Trump faces criticism from Republican lawmakers for remarks in Helsinki

World Today

U.S. President Donald Trump, left, and Russian President Vladimir Putin, right, during their joint news conference at the Presidential Palace in Helsinki, Finland, Monday, July 16, 2018. (AP Photo/Pablo Martinez Monsivais)

U.S. President Donald Trump said he misspoke about Russia while he was in Helsinki. Trump backtracked on his statements just a day after his press conference with Russian President Vladimir Putin.

Members of his own party have said the president has already damaged U.S. credibility by contradicting his own intelligence agencies on Russian meddling in the 2016 U.S. elections.

CGTN’s Roee Ruttenberg reports.

On Tuesday, Trump was doing damage control.

“In a key sentence in my remarks, I said the word ‘would’ instead of ‘wouldn’t,’ ” Trump told reporters at the White House. “The sentence should have been, ‘I don’t see any reason why I wouldn’t or why it wouldn’t be Russia.’ ”

In Helsinki, Trump was asked about U.S. intelligence reports that squarely blame Moscow for meddling in the 2016 presidential election. Russia’s denied any such involvement. With President Vladimir Putin on stage beside him, Trump seemed to suggest he accepted his version over the American one.

Back on U.S. soil, Trump now confirmed he accepts U.S. intelligence conclusions. He then welcomed a group of Republican lawmakers to the White House for talks.

Members of his party had condemned Trump’s behavior as shameful, and a disgrace.

“Vladimir Putin does not share our values,” Paul Ryan, U.S. House Speaker said. “We just conducted a year-long investigation into Russia’s interference in our elections. They did interfere in elections. It’s really clear. There should be no doubt about that.”

“To create an equivalence between our intelligence agency and what Putin is saying, and then for the president to say ‘why would they do it—Russia ‘ I mean, just such a naive comment,” said Bob Corker, a U.S. Republican Congressman.

Newspaper headlines across the U.S. echoed the sentiment and many lawmakers demanded to know what, if anything, Trump offered Putin behind closed doors.

“We need hearings as soon as possible to assess what President Trump might have committed to President Putin in secret,” said Chuck Schumer, U.S. Democratic Senator.

Atiba Madyun explains the aftermath of the Putin-Trump meeting

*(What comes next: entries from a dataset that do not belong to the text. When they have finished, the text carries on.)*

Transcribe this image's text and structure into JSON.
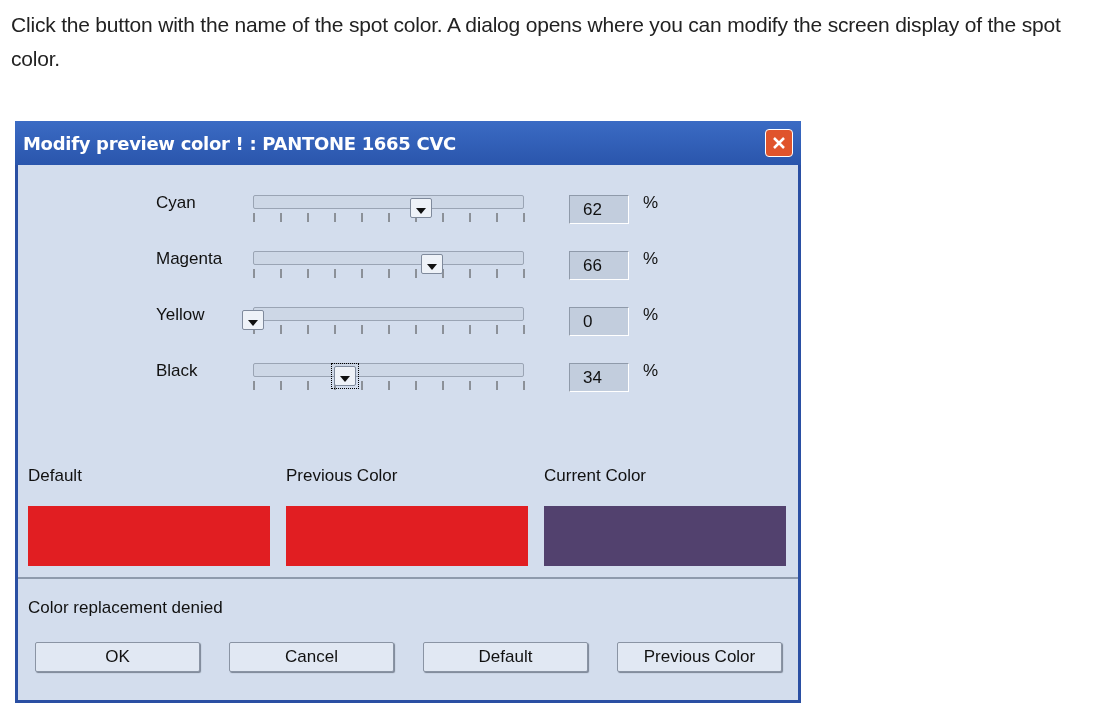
{
  "instruction": "Click the button with the name of the spot color. A dialog opens where you can modify the screen display of the spot color.",
  "dialog": {
    "title": "Modify preview color ! : PANTONE 1665 CVC",
    "channels": [
      {
        "name": "Cyan",
        "level": 0.62,
        "value": "62",
        "unit": "%",
        "focused": false
      },
      {
        "name": "Magenta",
        "level": 0.66,
        "value": "66",
        "unit": "%",
        "focused": false
      },
      {
        "name": "Yellow",
        "level": 0,
        "value": "0",
        "unit": "%",
        "focused": false
      },
      {
        "name": "Black",
        "level": 0.34,
        "value": "34",
        "unit": "%",
        "focused": true
      }
    ],
    "swatches": [
      {
        "label": "Default",
        "color": "#e11e22"
      },
      {
        "label": "Previous Color",
        "color": "#e11e22"
      },
      {
        "label": "Current Color",
        "color": "#52416e"
      }
    ],
    "status": "Color replacement denied",
    "buttons": [
      "OK",
      "Cancel",
      "Default",
      "Previous Color"
    ]
  }
}
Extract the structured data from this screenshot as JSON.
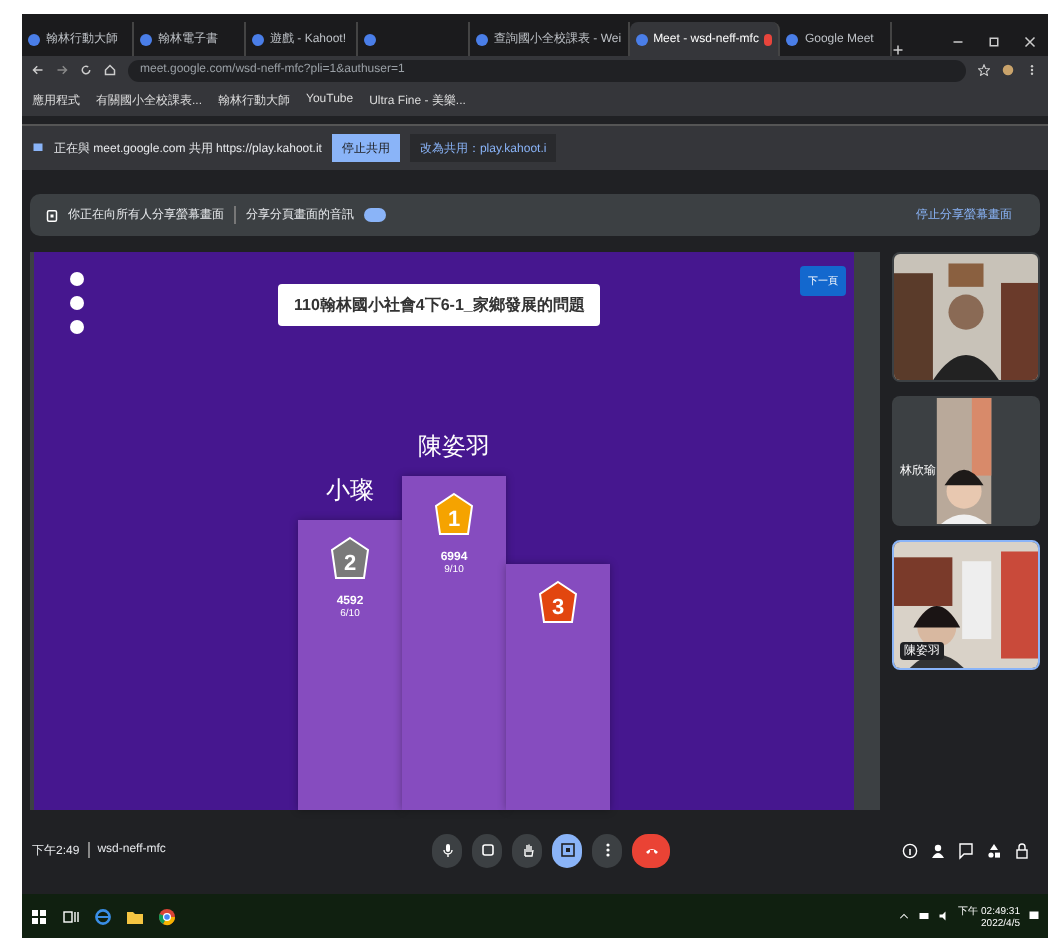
{
  "browser": {
    "tabs": [
      {
        "title": "翰林行動大師",
        "selected": false,
        "recording": false
      },
      {
        "title": "翰林電子書",
        "selected": false,
        "recording": false
      },
      {
        "title": "遊戲 - Kahoot!",
        "selected": false,
        "recording": false
      },
      {
        "selected": false,
        "recording": false
      },
      {
        "title": "查詢國小全校課表 - Wei",
        "selected": false,
        "recording": false
      },
      {
        "title": "Meet - wsd-neff-mfc",
        "selected": true,
        "recording": true
      },
      {
        "title": "Google Meet",
        "selected": false,
        "recording": false
      }
    ],
    "address": "meet.google.com/wsd-neff-mfc?pli=1&authuser=1",
    "bookmarks": [
      "應用程式",
      "有關國小全校課表...",
      "翰林行動大師",
      "YouTube",
      "Ultra Fine - 美樂..."
    ]
  },
  "share_bar": {
    "message": "正在與 meet.google.com 共用 https://play.kahoot.it",
    "buttons": [
      {
        "label": "停止共用",
        "selected": true
      },
      {
        "label": "改為共用：play.kahoot.i",
        "selected": false
      }
    ]
  },
  "meet": {
    "banner": {
      "message": "你正在向所有人分享螢幕畫面",
      "audio_label": "分享分頁畫面的音訊",
      "audio_on": true,
      "stop_label": "停止分享螢幕畫面"
    },
    "presentation": {
      "title": "110翰林國小社會4下6-1_家鄉發展的問題",
      "next_button": "下一頁",
      "podium": [
        {
          "rank": "2",
          "name": "小璨",
          "score": "4592",
          "correct": "6/10",
          "color": "#7a7a7a"
        },
        {
          "rank": "1",
          "name": "陳姿羽",
          "score": "6994",
          "correct": "9/10",
          "color": "#f5a300"
        },
        {
          "rank": "3",
          "color": "#e2460f"
        }
      ]
    },
    "participants": [
      {
        "selected": false
      },
      {
        "name": "林欣瑜",
        "selected": false
      },
      {
        "name": "陳姿羽",
        "selected": true
      }
    ],
    "time": "下午2:49",
    "meeting_code": "wsd-neff-mfc",
    "controls": [
      {
        "kind": "mic",
        "on": false
      },
      {
        "kind": "captions",
        "on": false
      },
      {
        "kind": "hand",
        "on": false
      },
      {
        "kind": "present",
        "on": true
      },
      {
        "kind": "more",
        "on": false
      },
      {
        "kind": "leave",
        "on": false
      }
    ]
  },
  "taskbar": {
    "time": "下午 02:49:31",
    "date": "2022/4/5"
  }
}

CGTN’s Mike Walter spoke to Atiba Madyun about the global implications of the Putin-Trump meeting in Helsinki. Madyun is the President and Founder of Party Politics US.